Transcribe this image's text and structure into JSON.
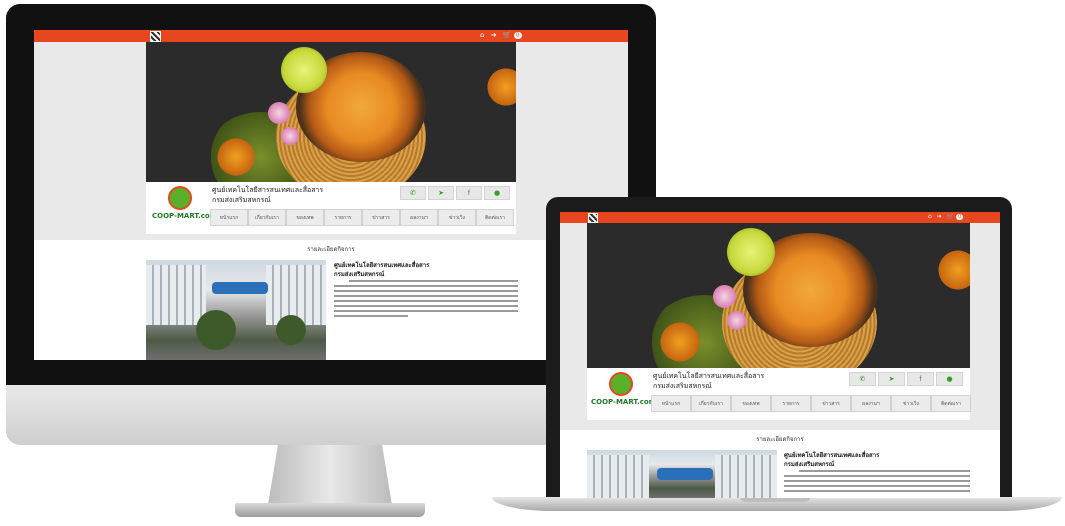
{
  "site": {
    "org_line1": "ศูนย์เทคโนโลยีสารสนเทศและสื่อสาร",
    "org_line2": "กรมส่งเสริมสหกรณ์",
    "logo_text": "COOP-MART.com",
    "nav": [
      "หน้าแรก",
      "เกี่ยวกับเรา",
      "ของเทพ",
      "รายการ",
      "ข่าวสาร",
      "ผลงานฯ",
      "ข่าวเวิ่ง",
      "ติดต่อเรา"
    ],
    "contact_icons": [
      "phone-icon",
      "location-icon",
      "facebook-icon",
      "line-icon"
    ],
    "section_title": "รายละเอียดกิจการ",
    "content_heading1": "ศูนย์เทคโนโลยีสารสนเทศและสื่อสาร",
    "content_heading2": "กรมส่งเสริมสหกรณ์",
    "cart_count": "0"
  },
  "colors": {
    "brand": "#e8461e",
    "accent_green": "#3d9a2d"
  }
}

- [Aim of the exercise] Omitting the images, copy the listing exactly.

- [Answer below]
Transcribe this image's text and structure into JSON.
{
  "site": {
    "org_line1": "ศูนย์เทคโนโลยีสารสนเทศและสื่อสาร",
    "org_line2": "กรมส่งเสริมสหกรณ์",
    "logo_text": "COOP-MART.com",
    "nav": [
      "หน้าแรก",
      "เกี่ยวกับเรา",
      "ของเทพ",
      "รายการ",
      "ข่าวสาร",
      "ผลงานฯ",
      "ข่าวเวิ่ง",
      "ติดต่อเรา"
    ],
    "contact_icons": [
      "phone-icon",
      "location-icon",
      "facebook-icon",
      "line-icon"
    ],
    "section_title": "รายละเอียดกิจการ",
    "content_heading1": "ศูนย์เทคโนโลยีสารสนเทศและสื่อสาร",
    "content_heading2": "กรมส่งเสริมสหกรณ์",
    "cart_count": "0"
  },
  "colors": {
    "brand": "#e8461e",
    "accent_green": "#3d9a2d"
  }
}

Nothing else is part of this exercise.